Excerpts from an interface dataset
-------------------------

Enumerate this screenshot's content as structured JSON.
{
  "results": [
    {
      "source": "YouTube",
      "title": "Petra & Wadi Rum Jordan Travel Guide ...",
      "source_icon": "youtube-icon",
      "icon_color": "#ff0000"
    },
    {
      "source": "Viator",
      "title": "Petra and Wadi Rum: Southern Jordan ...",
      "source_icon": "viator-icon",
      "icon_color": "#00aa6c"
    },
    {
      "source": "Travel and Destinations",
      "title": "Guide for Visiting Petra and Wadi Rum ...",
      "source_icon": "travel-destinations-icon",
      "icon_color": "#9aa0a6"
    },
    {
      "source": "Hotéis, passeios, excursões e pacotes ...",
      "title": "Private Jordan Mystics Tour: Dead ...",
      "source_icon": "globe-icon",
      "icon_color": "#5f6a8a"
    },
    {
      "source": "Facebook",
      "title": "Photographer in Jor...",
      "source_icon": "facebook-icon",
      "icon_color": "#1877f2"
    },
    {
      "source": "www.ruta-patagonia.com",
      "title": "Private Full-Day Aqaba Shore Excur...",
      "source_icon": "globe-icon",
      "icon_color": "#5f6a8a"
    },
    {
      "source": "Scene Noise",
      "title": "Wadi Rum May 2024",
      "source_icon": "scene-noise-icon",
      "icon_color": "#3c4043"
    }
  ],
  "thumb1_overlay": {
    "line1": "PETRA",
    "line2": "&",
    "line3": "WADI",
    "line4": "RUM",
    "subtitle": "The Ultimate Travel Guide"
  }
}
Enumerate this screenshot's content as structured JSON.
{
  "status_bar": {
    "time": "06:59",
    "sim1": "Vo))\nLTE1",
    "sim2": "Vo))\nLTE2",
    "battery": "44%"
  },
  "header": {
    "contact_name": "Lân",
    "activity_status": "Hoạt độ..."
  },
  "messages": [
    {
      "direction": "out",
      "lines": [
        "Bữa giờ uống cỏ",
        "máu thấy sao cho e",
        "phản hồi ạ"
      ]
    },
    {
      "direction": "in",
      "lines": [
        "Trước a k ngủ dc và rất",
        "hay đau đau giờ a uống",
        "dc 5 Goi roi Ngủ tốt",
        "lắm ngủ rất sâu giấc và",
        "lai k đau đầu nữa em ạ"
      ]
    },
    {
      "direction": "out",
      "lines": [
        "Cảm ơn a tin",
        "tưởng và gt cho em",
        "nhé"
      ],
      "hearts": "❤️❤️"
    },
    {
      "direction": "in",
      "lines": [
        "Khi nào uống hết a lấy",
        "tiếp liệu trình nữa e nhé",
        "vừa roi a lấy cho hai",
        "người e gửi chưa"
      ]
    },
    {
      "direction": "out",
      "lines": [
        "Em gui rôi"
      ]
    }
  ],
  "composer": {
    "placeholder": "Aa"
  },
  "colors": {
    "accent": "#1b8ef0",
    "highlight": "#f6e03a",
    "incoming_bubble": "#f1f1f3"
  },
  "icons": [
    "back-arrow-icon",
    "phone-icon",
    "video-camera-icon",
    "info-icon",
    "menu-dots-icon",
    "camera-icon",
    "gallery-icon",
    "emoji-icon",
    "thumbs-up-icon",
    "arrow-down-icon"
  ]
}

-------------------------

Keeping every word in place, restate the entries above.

Enumerate this screenshot's content as structured JSON.
{
  "results": [
    {
      "source": "YouTube",
      "title": "Petra & Wadi Rum Jordan Travel Guide ...",
      "source_icon": "youtube-icon",
      "icon_color": "#ff0000"
    },
    {
      "source": "Viator",
      "title": "Petra and Wadi Rum: Southern Jordan ...",
      "source_icon": "viator-icon",
      "icon_color": "#00aa6c"
    },
    {
      "source": "Travel and Destinations",
      "title": "Guide for Visiting Petra and Wadi Rum ...",
      "source_icon": "travel-destinations-icon",
      "icon_color": "#9aa0a6"
    },
    {
      "source": "Hotéis, passeios, excursões e pacotes ...",
      "title": "Private Jordan Mystics Tour: Dead ...",
      "source_icon": "globe-icon",
      "icon_color": "#5f6a8a"
    },
    {
      "source": "Facebook",
      "title": "Photographer in Jor...",
      "source_icon": "facebook-icon",
      "icon_color": "#1877f2"
    },
    {
      "source": "www.ruta-patagonia.com",
      "title": "Private Full-Day Aqaba Shore Excur...",
      "source_icon": "globe-icon",
      "icon_color": "#5f6a8a"
    },
    {
      "source": "Scene Noise",
      "title": "Wadi Rum May 2024",
      "source_icon": "scene-noise-icon",
      "icon_color": "#3c4043"
    }
  ],
  "thumb1_overlay": {
    "line1": "PETRA",
    "line2": "&",
    "line3": "WADI",
    "line4": "RUM",
    "subtitle": "The Ultimate Travel Guide"
  }
}
Enumerate this screenshot's content as structured JSON.
{
  "status_bar": {
    "time": "06:59",
    "sim1": "Vo))\nLTE1",
    "sim2": "Vo))\nLTE2",
    "battery": "44%"
  },
  "header": {
    "contact_name": "Lân",
    "activity_status": "Hoạt độ..."
  },
  "messages": [
    {
      "direction": "out",
      "lines": [
        "Bữa giờ uống cỏ",
        "máu thấy sao cho e",
        "phản hồi ạ"
      ]
    },
    {
      "direction": "in",
      "lines": [
        "Trước a k ngủ dc và rất",
        "hay đau đau giờ a uống",
        "dc 5 Goi roi Ngủ tốt",
        "lắm ngủ rất sâu giấc và",
        "lai k đau đầu nữa em ạ"
      ]
    },
    {
      "direction": "out",
      "lines": [
        "Cảm ơn a tin",
        "tưởng và gt cho em",
        "nhé"
      ],
      "hearts": "❤️❤️"
    },
    {
      "direction": "in",
      "lines": [
        "Khi nào uống hết a lấy",
        "tiếp liệu trình nữa e nhé",
        "vừa roi a lấy cho hai",
        "người e gửi chưa"
      ]
    },
    {
      "direction": "out",
      "lines": [
        "Em gui rôi"
      ]
    }
  ],
  "composer": {
    "placeholder": "Aa"
  },
  "colors": {
    "accent": "#1b8ef0",
    "highlight": "#f6e03a",
    "incoming_bubble": "#f1f1f3"
  },
  "icons": [
    "back-arrow-icon",
    "phone-icon",
    "video-camera-icon",
    "info-icon",
    "menu-dots-icon",
    "camera-icon",
    "gallery-icon",
    "emoji-icon",
    "thumbs-up-icon",
    "arrow-down-icon"
  ]
}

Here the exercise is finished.